– Students will participate in a sensory walk to encourage observation and listen skills
– Students will be able to identify their five senses
– Students will interact with the Learning Garden including plants and soil
– Students will be excited to further explore the Learning Garden
Next Generation Science Standards
K.SL.1: Use observations to describe patterns of what plants and animals (including humans) need to survive.
2.LS.4.1: Make observations of plants and animals to compare the diversity of life in different habitats.
Common Core – Math
K.CC.4: Understand the relationship between numbers and quantities; connect counting to cardinality.
Common Core – Language Arts
K.SL.6: Speak audibly and express thoughts, feelings, and ideas clearly.
1.SL.1: Participate in collaborative conversations with diverse partners about grade 1 topics and texts with peers and adults in small and larger groups.
1.SL.6: Produce complete sentences when appropriate to task and situation.
1.SL.4: Describe people, places, things, and events with relevant details, expressing ideas and feelings clearly.
2.SL.1: Participate in collaborative conversations with diverse partners about grade 2 topics and texts with peers and adults in small and larger groups.
Materials and Preparation
Familiarize yourself with the Learning Garden and what is growing
Familiarize yourself with the basics of what plants need to grow LAWN (light, air, water, nutrients)
Identify plants, textures, sounds, etc. that will engage with the student’s senses
In order to survive and thrive, plants, just like humans, have basic needs that must be met. All plants need food, water, a place to live, and optimal temperature to grow and reproduce. These needs can be summarized by the acronym LAWN, light, air, water, and nutrients.
Introduction (5 minutes)
Invite students to gather together in the Learning Garden. Ask them the following questions.
– Explain that today we are going to our senses to explore the Learning Garden.
Review the 5 senses
Review any additional rules to the Learning Garden. Query students about known bee/wasp sting allergies before going into the field.
Garden Activity (15 minutes)
Walk with your group and surround one garden bed. Ask students to silently explore what is in front of them using their eyes for 15 seconds. Review the following questions and encourage hand raising:
– 1. Who can tell me what colors we see in the garden?
– 2. How many plants do we see growing in the garden?
– 3. What are some ideas of what is growing in front of us?
Walk to the next bed and circle around the bed. Ask students to silently explore what is in front of them using their ears (with their eyes closed) for 15 seconds. Review the following questions and encourage hand raising:
– 1. Who can tell me something loud that they heard?
– 2. Who can tell me something quiet that they heard?
– 3. What would be some good sounds we would like to hear in our garden? (Bees, birds, wind, etc.).
Walk to the next bed and circle around this bed. Ask your students what it means to be gentle and have them gently touch 3 things in front of them (plants, soil, garden bed, etc.). Review the following questions and encourage hand raising:

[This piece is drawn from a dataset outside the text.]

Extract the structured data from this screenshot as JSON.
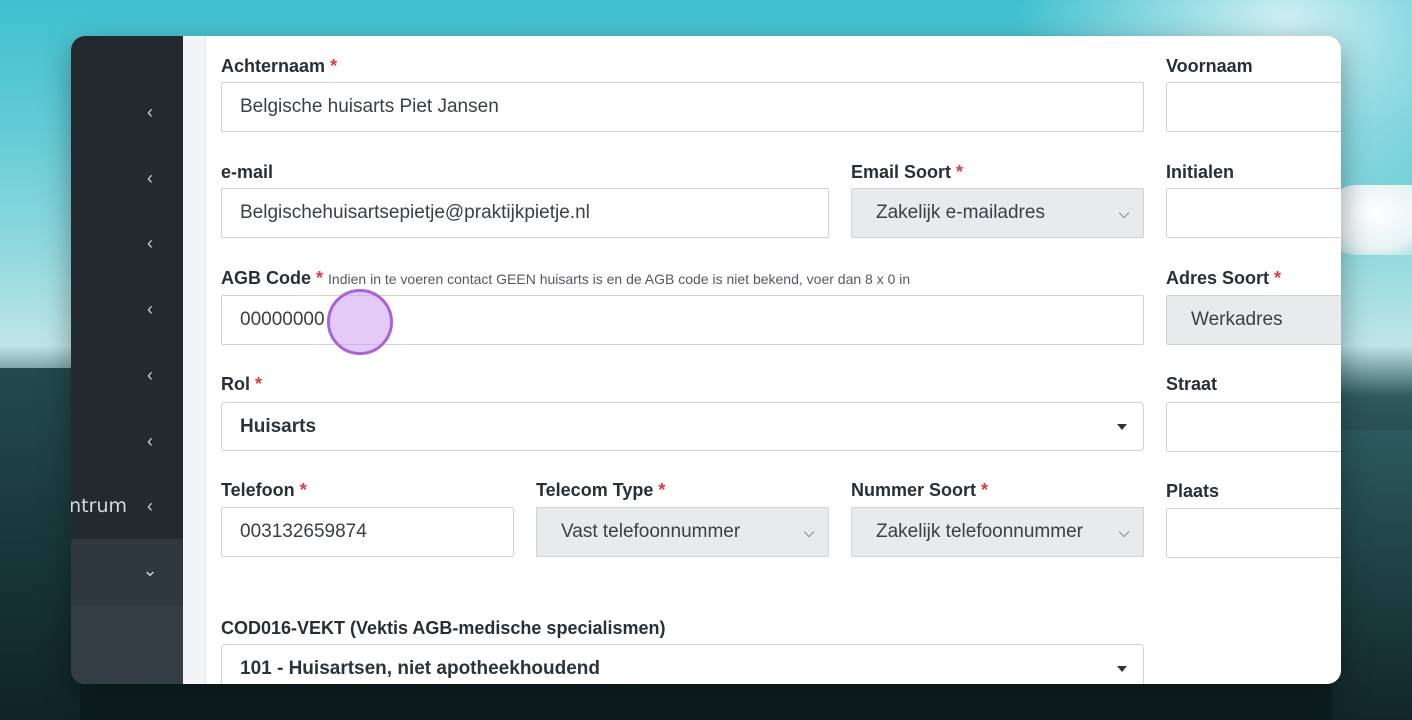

– 1. Who felt something soft?
– 2. Who felt something rough?
– 3. Who can tell me something else they felt?
Walk to your herb garden. Teach your students how to rub the leaf and smell the scent on their fingers. Have your students very gently rub the leaves of 3 plants in front of them. Review the following questions and encourage hand raising:
– 1. Who smelled something sweet?
– 2. Who smelled something strong?
– 3. Can someone explain what they smelled?
Conclusion (5 minutes)
To finish up, create a circle in an open area away from the Learning Garden. Recap with students that they all used their eyes to see, nose to smell, fingers to feel, and ears to listen.
Ask students: What is the 5th senses that we did not use in the garden today?
Discuss with the students why we will not be using our taste sense today. Students from time to time will be invited to taste things from the Learning Garden, but students should never taste or eat anything from the Learning Garden without their teacher’s permission.
Ask students: What are you looking forward to eating from our garden?